Amazon’s quarterly profit nears US$2 billion
Amazon’s quarterly profit reached a record US$1.86 billion in the three months to December 31, fuelled by millions of new customers to its Prime fast-shipping club.
There was also a provisional $789 million boost to its bottom line from the US government’s tax bill which was passed in December.
“This was another blow-out quarter for Amazon,” said GBH Insights analyst Daniel Ives. “The retail strength was eye-popping as the company had a banner holiday season and looked to capture roughly 50 per cent of all e-commerce holiday season sales.”
“Our 2017 projections for Alexa were very optimistic, and we far exceeded them,” said founder and CEO Jeff Bezos.
Neil Saunders, MD of GlobalData Retail, said that with 38.2 per cent sales growth in the final quarter, Amazon was one of the clear winners over the holiday season.
“Admittedly this number is flattered by the inclusion of Whole Foods revenue, but even when this is stripped out, Amazon still increased sales by an impressive 27.9 per cent. Given this is above the trajectory of recent growth, it is safe to say that Amazon shows no signs of slowing down.”
Saunders said the figures clearly show Amazon’s primary growth opportunities now lie in services.
“Prime and subscription revenue, for example, increased by 46 per cent over the prior year. This is an impressive uplift and demonstrates Amazon is pulling more and more consumers into its ecosystem of content and services.”
Allied with the increase in Prime membership is the rise in sales of Echo devices.
“Our data show these were popular gifting and self-purchase items over the holiday period. Amazon now has a clear edge over other smart device manufacturers. This, and the fact Prime offers far more benefits and services than rivals, means Amazon should be able to withstand increasing competition from Apple, Google, and others as they launch and upgrade their smart speakers and connected home products

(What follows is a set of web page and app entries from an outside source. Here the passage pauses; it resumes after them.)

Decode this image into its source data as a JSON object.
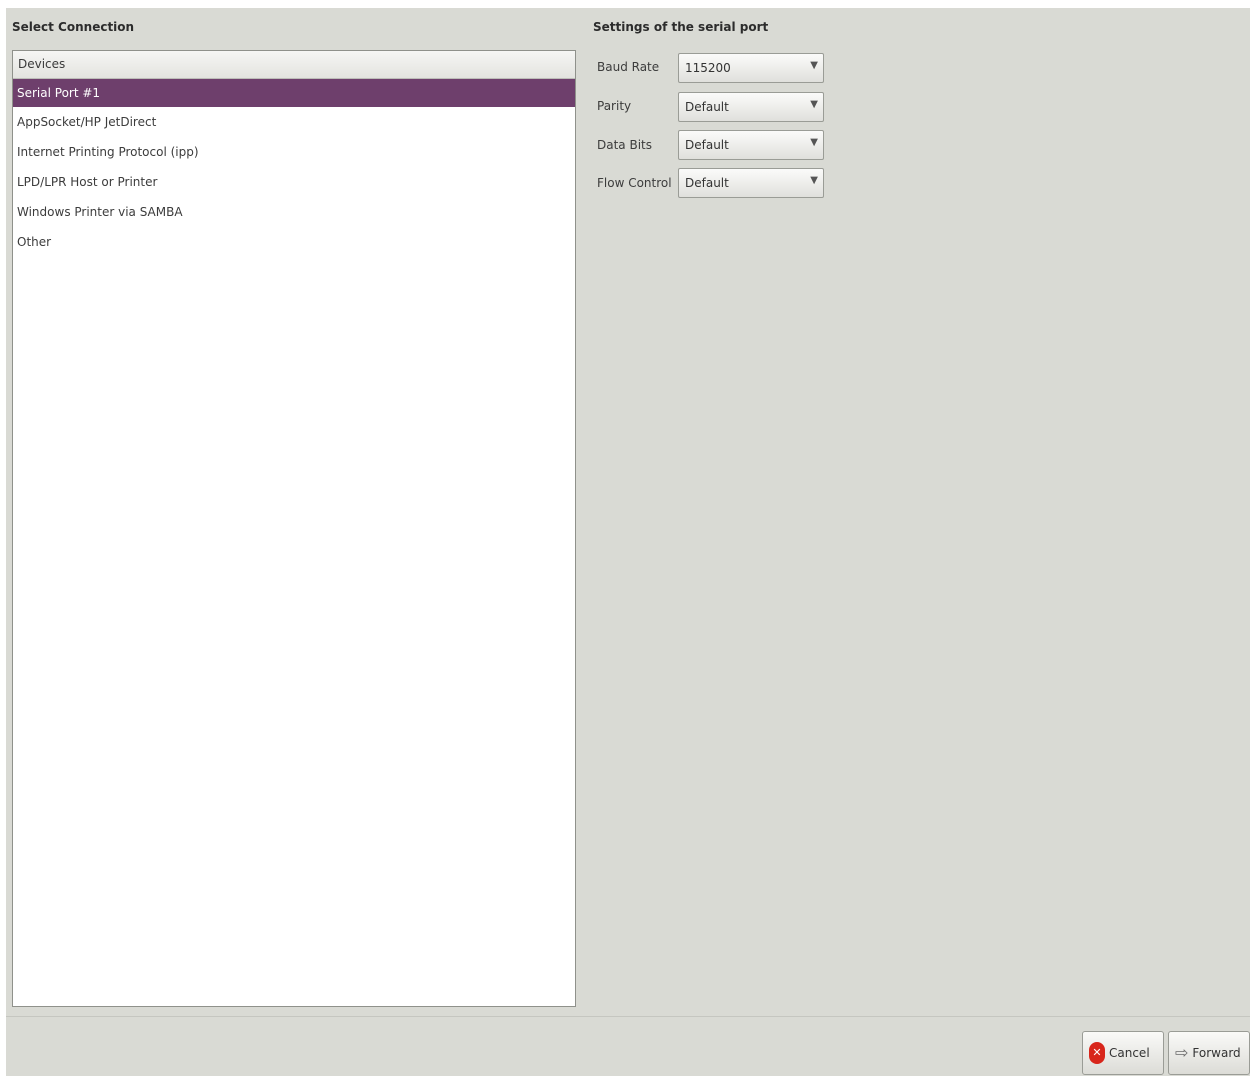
{
  "select_connection": {
    "title": "Select Connection",
    "header": "Devices",
    "items": [
      {
        "label": "Serial Port #1",
        "selected": true
      },
      {
        "label": "AppSocket/HP JetDirect",
        "selected": false
      },
      {
        "label": "Internet Printing Protocol (ipp)",
        "selected": false
      },
      {
        "label": "LPD/LPR Host or Printer",
        "selected": false
      },
      {
        "label": "Windows Printer via SAMBA",
        "selected": false
      },
      {
        "label": "Other",
        "selected": false
      }
    ]
  },
  "serial_settings": {
    "title": "Settings of the serial port",
    "fields": [
      {
        "label": "Baud Rate",
        "value": "115200"
      },
      {
        "label": "Parity",
        "value": "Default"
      },
      {
        "label": "Data Bits",
        "value": "Default"
      },
      {
        "label": "Flow Control",
        "value": "Default"
      }
    ]
  },
  "buttons": {
    "cancel": "Cancel",
    "forward": "Forward"
  },
  "colors": {
    "selection": "#6e3f6c",
    "window_bg": "#d9dad4",
    "cancel_icon": "#d8261b"
  },
  "icons": {
    "cancel": "stop-icon",
    "forward": "forward-arrow-icon",
    "combo_arrow": "chevron-down-icon"
  }
}
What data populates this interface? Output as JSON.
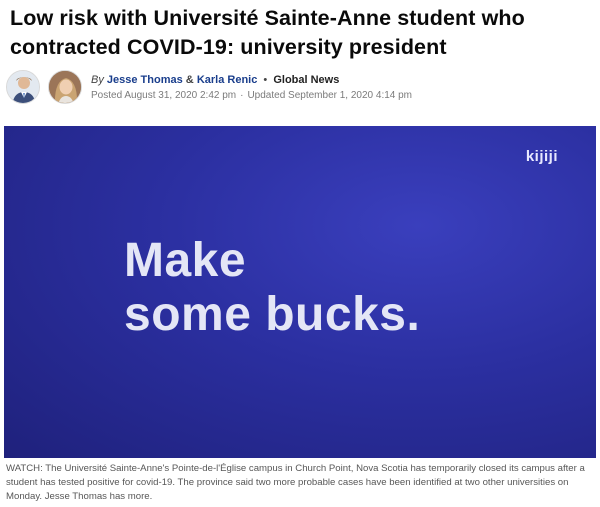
{
  "article": {
    "headline": "Low risk with Université Sainte-Anne student who contracted COVID-19: university president",
    "byline": {
      "by": "By",
      "author1": "Jesse Thomas",
      "amp": "&",
      "author2": "Karla Renic",
      "dot": "•",
      "outlet": "Global News",
      "posted": "Posted August 31, 2020 2:42 pm",
      "separator": "·",
      "updated": "Updated September 1, 2020 4:14 pm"
    }
  },
  "video": {
    "brand_logo": "kijiji",
    "slogan_line1": "Make",
    "slogan_line2": "some bucks.",
    "background_color": "#2b2fa0"
  },
  "caption": "WATCH: The Université Sainte-Anne's Pointe-de-l'Église campus in Church Point, Nova Scotia has temporarily closed its campus after a student has tested positive for covid-19. The province said two more probable cases have been identified at two other universities on Monday. Jesse Thomas has more."
}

Growth from services, as well as the addition of Whole Foods, is helping to strengthen Amazon’s bottom line. This quarter, net income increased by a stellar 147.8 per cent while operating profit rose by a very respectable 69.5 per cent.
“This is in spite of increased investment and higher losses from the international operation. Notably, the better profit outcome also masks the pressure on margins from increased delivery and fulfillment costs: these rose by 56.9 per cent over the prior year and as a proportion of product sales rose to 21.7 per cent from 18.7 per cent in the same period last year.
“Although Prime revenue offsets some of the fulfillment costs, this income is also used to fund content production, and various other benefits members enjoy. As such, we believe Prime makes only a small contribution to covering Amazon’s fulfillment costs. However, over the longer term, we believe this contribution may increase as Amazon starts to raise the price of membership.”
Saunders said that while Amazon has grown sharply, it is still nowhere near its potential. “There are categories, like home and apparel, where it is underpenetrated and with tweaks to its proposition should be able to make further gains. There are markets around the world, like Australia, where Amazon is just getting started and has significant scope to boost sales. There are areas, like healthcare, that it is seeking to disrupt in the future. And there is Whole Foods, where some progress has been made – but which has yet to feel the full force of Amazon’s innovative approach.
“In other words, Amazon has a lot more runway to grow.”